From 31 August to 12 October 2012, the Deutscher Künstlerbund (Association of German Artists) will present works by Klaus Weber, winner 2012 of the »HAP-Grieshaber-Preis der VG Bild-Kunst« awarded by Stiftung Kunstfonds.
Klaus Weber (born 1967) operates across genres, with an oeuvre including large-scale sculptural pieces, sound installations and performances, as well as paintings and works in public spaces. In spite of their formal rigor, the main element of his technically complex and elaborate installations, some of which extend beyond the exhibition space, is usually borrowed from nature: animals, plants or meteorological forces like rain, wind and sunshine. Weber uses the unpredictable but constructive energy of nature as the driving force and motor of his installations, and the randomness inherent in such energy sources is part of his concept. Rejecting the supposed dichotomy between nature and culture, he uses his laboratory-like set-ups to synthesize the two in new ways.
At the Deutscher Künstlerbund Project Space, Weber is showing new works under a title borrowed from equivalence theory, »alle Körper fallen gleich schnell« (All Bodies Fall Equally Fast). A vitrine contains various objects: a section from an anatomical model from which the organs have been removed, causing it to resemble a mask; the negative form of a death mask, a cast taken from it, and a grasshopper with antennae made of human hair – objects that symbolize the transience of all earthly things. With this work, Weber refers to the traditional vanitas theme that has been occurring in art since ancient times. In Broken Window (working title), cracks form a dynamic system of fractures from the centre to the edge of a pane of tinted security glass, contrasting with its supposedly protective function. Using the example of a single broken pane of glass in an abandoned house, the »broken windows theory« formulated by American sociologists describes the chain reaction that can lead to the decline of an entire neighbourhood due to a fundamental human tendency towards the negative. Weber’s works also refer strongly to the Christian faith: while vanitas motifs are intended as an appeal to devote oneself to God and spiritual matters, the structure of the broken security glass recalls church windows – fear and the need for security drives people into religion.

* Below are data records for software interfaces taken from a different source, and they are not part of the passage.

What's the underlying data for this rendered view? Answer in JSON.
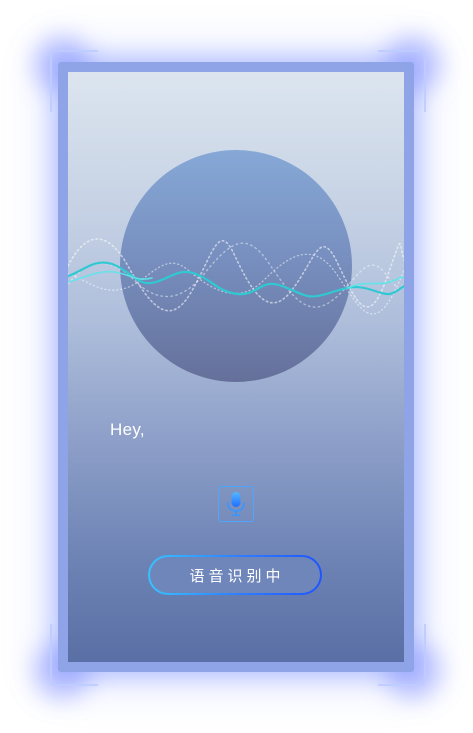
{
  "screen": {
    "greeting": "Hey,",
    "status_label": "语音识别中"
  },
  "icons": {
    "mic": "microphone-icon"
  },
  "colors": {
    "frame": "#8ea4e6",
    "glow": "#7083ff",
    "orb_top": "#86a8d6",
    "orb_bottom": "#65709a",
    "wave_primary": "#2fc9d2",
    "wave_accent": "#5ee6ea",
    "pill_border_start": "#37c3ff",
    "pill_border_end": "#1f55ff",
    "mic_accent": "#4da6ff"
  }
}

Klaus Weber, who studied in the free class at Berlin’s Hochschule der Künste, was the 14th winner of the HAP Grieshaber Prize. In February 2012, the jury of the Stiftung Kunstfonds awarded the artist Klaus Weber with the »HAP-Grieshaber-Preis der VG Bild-Kunst«, which is endowed with €25,000, for outstanding artistic achievement. His works have featured in many exhibitions in Europe and America, and are present in many major collections.

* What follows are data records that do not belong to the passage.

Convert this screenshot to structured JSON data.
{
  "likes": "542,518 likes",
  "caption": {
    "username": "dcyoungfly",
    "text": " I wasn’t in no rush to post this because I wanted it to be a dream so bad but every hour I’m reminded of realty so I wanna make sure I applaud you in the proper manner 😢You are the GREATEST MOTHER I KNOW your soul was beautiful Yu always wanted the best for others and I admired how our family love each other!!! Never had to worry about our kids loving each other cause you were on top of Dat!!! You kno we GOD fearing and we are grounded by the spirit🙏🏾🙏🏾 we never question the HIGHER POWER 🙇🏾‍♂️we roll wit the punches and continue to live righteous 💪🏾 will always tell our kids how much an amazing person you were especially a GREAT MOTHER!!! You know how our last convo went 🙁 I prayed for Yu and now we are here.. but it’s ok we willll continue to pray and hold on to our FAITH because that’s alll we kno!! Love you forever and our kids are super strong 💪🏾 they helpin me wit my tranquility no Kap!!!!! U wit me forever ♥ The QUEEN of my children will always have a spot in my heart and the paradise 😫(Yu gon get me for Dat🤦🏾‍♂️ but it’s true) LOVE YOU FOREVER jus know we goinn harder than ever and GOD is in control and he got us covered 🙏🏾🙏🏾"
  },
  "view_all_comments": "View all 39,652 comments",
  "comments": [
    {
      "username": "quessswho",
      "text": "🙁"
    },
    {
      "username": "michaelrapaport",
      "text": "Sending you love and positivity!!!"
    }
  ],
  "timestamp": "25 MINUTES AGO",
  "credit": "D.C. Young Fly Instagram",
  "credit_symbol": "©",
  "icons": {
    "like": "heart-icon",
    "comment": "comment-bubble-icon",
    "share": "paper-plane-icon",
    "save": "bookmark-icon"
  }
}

The prize money for the »HAP-Grieshaber-Preis der VG Bild-Kunst« is made available by the VG Bild-Kunst from funds drawn from designated deductions from the distribution schemes for copyright fees paid to the VG Bild-Kunst.